TASK GOAL |
Set down every entry word for word. Omit the pictures.

──────

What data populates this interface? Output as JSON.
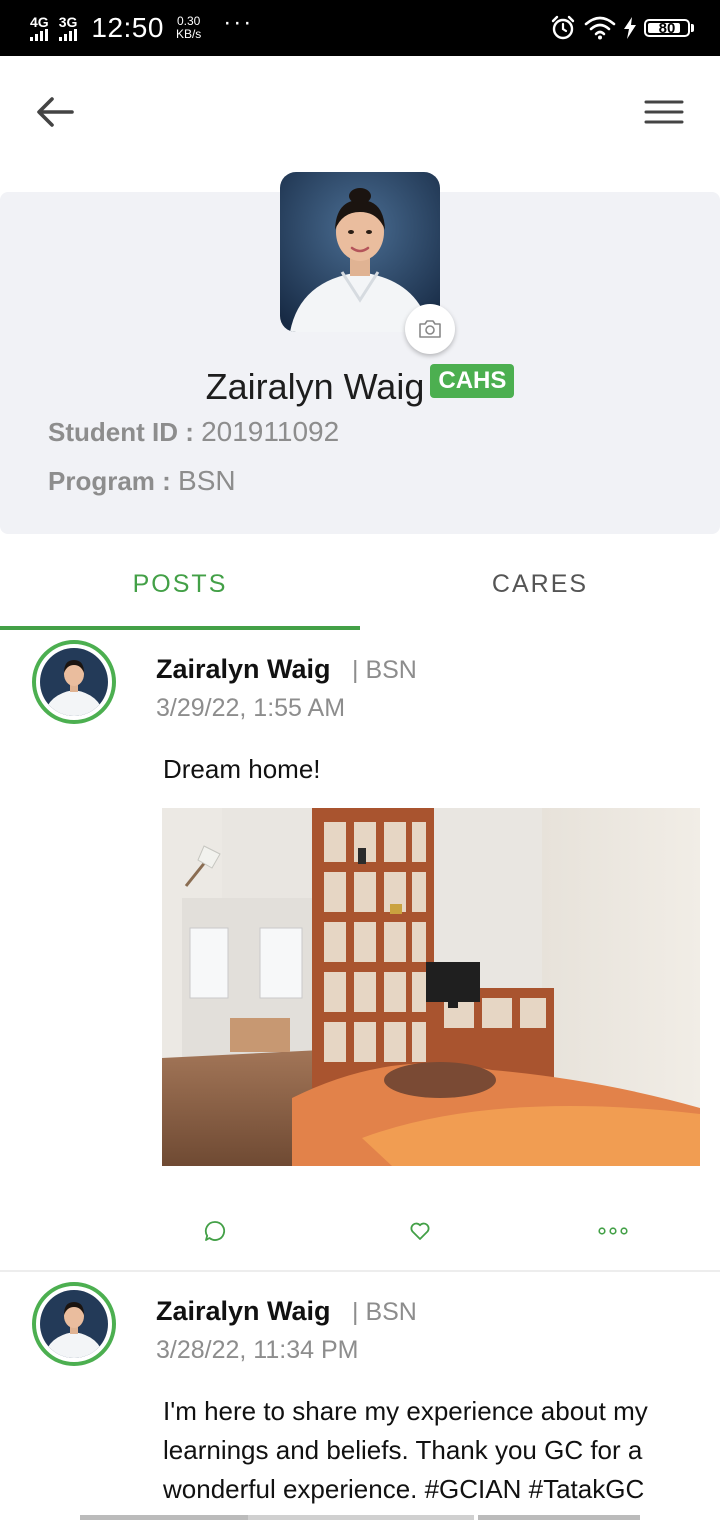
{
  "status_bar": {
    "network1": "4G",
    "network2": "3G",
    "time": "12:50",
    "speed_value": "0.30",
    "speed_unit": "KB/s",
    "more": "···",
    "battery": "80"
  },
  "profile": {
    "name": "Zairalyn Waig",
    "badge": "CAHS",
    "student_id_label": "Student ID : ",
    "student_id": "201911092",
    "program_label": "Program : ",
    "program": "BSN"
  },
  "tabs": [
    {
      "label": "POSTS"
    },
    {
      "label": "CARES"
    }
  ],
  "posts": [
    {
      "author": "Zairalyn Waig",
      "program": "| BSN",
      "timestamp": "3/29/22, 1:55 AM",
      "text": "Dream home!"
    },
    {
      "author": "Zairalyn Waig",
      "program": "| BSN",
      "timestamp": "3/28/22, 11:34 PM",
      "text": "I'm here to share my experience about my learnings and beliefs. Thank you GC for a wonderful experience. #GCIAN #TatakGC #CEAS"
    }
  ],
  "icons": {
    "back": "arrow-left-icon",
    "menu": "hamburger-menu-icon",
    "camera": "camera-icon",
    "comment": "comment-icon",
    "like": "heart-icon",
    "more": "more-dots-icon"
  },
  "colors": {
    "accent": "#43a047",
    "badge": "#4caf50",
    "card_bg": "#f1f2f6",
    "muted_text": "#8d8d8d"
  }
}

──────

REPLY |
What data populates this interface? Output as JSON.
{
  "status_bar": {
    "network1": "4G",
    "network2": "3G",
    "time": "12:50",
    "speed_value": "0.30",
    "speed_unit": "KB/s",
    "more": "···",
    "battery": "80"
  },
  "profile": {
    "name": "Zairalyn Waig",
    "badge": "CAHS",
    "student_id_label": "Student ID : ",
    "student_id": "201911092",
    "program_label": "Program : ",
    "program": "BSN"
  },
  "tabs": [
    {
      "label": "POSTS"
    },
    {
      "label": "CARES"
    }
  ],
  "posts": [
    {
      "author": "Zairalyn Waig",
      "program": "| BSN",
      "timestamp": "3/29/22, 1:55 AM",
      "text": "Dream home!"
    },
    {
      "author": "Zairalyn Waig",
      "program": "| BSN",
      "timestamp": "3/28/22, 11:34 PM",
      "text": "I'm here to share my experience about my learnings and beliefs. Thank you GC for a wonderful experience. #GCIAN #TatakGC #CEAS"
    }
  ],
  "icons": {
    "back": "arrow-left-icon",
    "menu": "hamburger-menu-icon",
    "camera": "camera-icon",
    "comment": "comment-icon",
    "like": "heart-icon",
    "more": "more-dots-icon"
  },
  "colors": {
    "accent": "#43a047",
    "badge": "#4caf50",
    "card_bg": "#f1f2f6",
    "muted_text": "#8d8d8d"
  }
}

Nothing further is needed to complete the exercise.